4 minute read

I care a lot about infrastructure automation and the art of turning infrastructure into code. I find pleasure in using and developing build, test, and deployment systems. It’s what I get paid to do every day and can’t stop doing after work. In a sense, I’m obsessed with automation.

For an engineer like me, the questions of what to automate and how to go about it are of particular interest. Alas, I don’t always have the right answer to those questions. That’s when things go wrong and mistakes happen.

Fortunately, mistakes are also a wonderful opportunity to learn – and to eventually succeed.

Screwing up

I’ve been automating tasks of one kind or another for about a decade now. It goes without saying that I made some rookie mistakes along the way. I don’t mean blunders like pushing buggy code or executing commands in the wrong environment (oops). These things are unavoidable. What I mean are more fundamental problems that go beyond mere technical matters.

Let me share three personal anecdotes about screwing up in one way or another:

I once spent three full days writing automated tests for a shell script that performs backups. I wanted to change the script – a beast of hundreds of lines of messy code – without breaking the backup process. After wasting a couple hours trying to tame the test framework to do what I wanted it to do (how hard could it be?), I already knew that this wasn’t going to end well. While I eventually managed to write the tests, they ended up being very brittle and verbose, adding only little confidence. Even worse – and hindsight bias aside – at no time did those three days feel like adding any value. It was just my ego pushing me.

The first configuration management system I learned to use – and still the one I like the most – is Chef. I have a thing for Chef because it’s based on Ruby, which happens to be one of my favorite programming languages. When I started working at Jimdo in 2013, however, I suddenly had to use Puppet. Instead of coming to grips with Puppet and accepting the situation as it was, I spent my first weeks at the new gig ranting about how bad this Puppet thing is and how Chef would magically solve all problems. Of course, this didn’t change anything. I knew that sooner or later I had to learn Puppet if I wanted to work on Jimdo’s infrastructure.

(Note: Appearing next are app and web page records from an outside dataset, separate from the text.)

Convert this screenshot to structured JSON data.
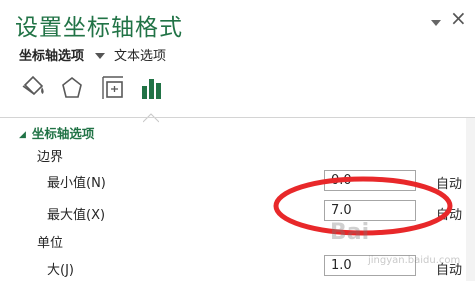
{
  "pane": {
    "title": "设置坐标轴格式",
    "tabs": [
      {
        "label": "坐标轴选项",
        "active": true
      },
      {
        "label": "文本选项",
        "active": false
      }
    ],
    "icons": [
      "fill-line-icon",
      "effects-pentagon-icon",
      "size-properties-icon",
      "axis-options-bar-chart-icon"
    ]
  },
  "section": {
    "title": "坐标轴选项",
    "bounds": {
      "label": "边界",
      "min": {
        "label": "最小值(N)",
        "value": "0.0",
        "auto": "自动"
      },
      "max": {
        "label": "最大值(X)",
        "value": "7.0",
        "auto": "自动"
      }
    },
    "units": {
      "label": "单位",
      "major": {
        "label": "大(J)",
        "value": "1.0",
        "auto": "自动"
      }
    }
  },
  "watermark": {
    "brand": "Bai",
    "sub": "jingyan.baidu.com"
  },
  "colors": {
    "accent": "#217346",
    "annotation": "#e8282a"
  }
}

The last mistake is the worst of the three. I failed to deliver because I didn’t care enough about a project as a whole. The project’s goal was to add proper monitoring to our cron jobs. For this, we developed a tool in Go that would allow us to wrap cron jobs and send results to Nagios. It worked out pretty well. The problem: building that tool was only a small but by far the most interesting part of the project. Rather than wrapping up the remaining tasks, I was too busy learning more about the shiny technologies we explored at that time (Go and AWS). This isn’t the full story; suffice it to say I wasn’t part of the team that completed the project later on.

The three rules of infrastructure automation

It goes without saying that I don’t want to repeat any of those mistakes. To achieve that, I’ve turned the lessons I learned over the years into three simple rules. I call them, appropriately, The three rules of infrastructure automation. I’m convinced that by following these rules, I’ve been able to improve my work and become a more successful engineer.

The three rules are:

  1. Don’t blindly automate all the things. Take a step back and evaluate if a task is actually worth the effort. Feel the pain before doing something about it. Ignore the problem for a while; it might not be that big of an issue. If you still decide to invest in automation, you will know exactly where the pain points are. Ask for feedback when you’re stuck. Always be willing to adjust and, more importantly, have the courage to stop what you’re doing and move on.

  2. Treat tools as what they are: a means to an end. Don’t fight over tools or programming languages. Use whatever works for you or your company. In the end, it’s all about creating (business) value. More often than not, tools are not the reason why we fail to reach our goals. Before complaining about software, remember that certain design decisions probably made sense to the people at the time they built it. Be open to learning new things.

  3. Take ownership of your work. First and foremost, do the work and deliver what you promise (while adhering to the first two rules). Get both the interesting and the boring tasks done. Yes, automation isn’t always fun. That’s just how it is. Accept it and move forward. Taking ownership also means to keep caring. Fix bugs. Help others relying on your work. Don’t automate and forget.

I’ve learned to live my professional life by the above rules. They provide me with the right mental framework for approaching automation, if not programming in general. These rules were and continue to be a tremendous help to me. They may help you too.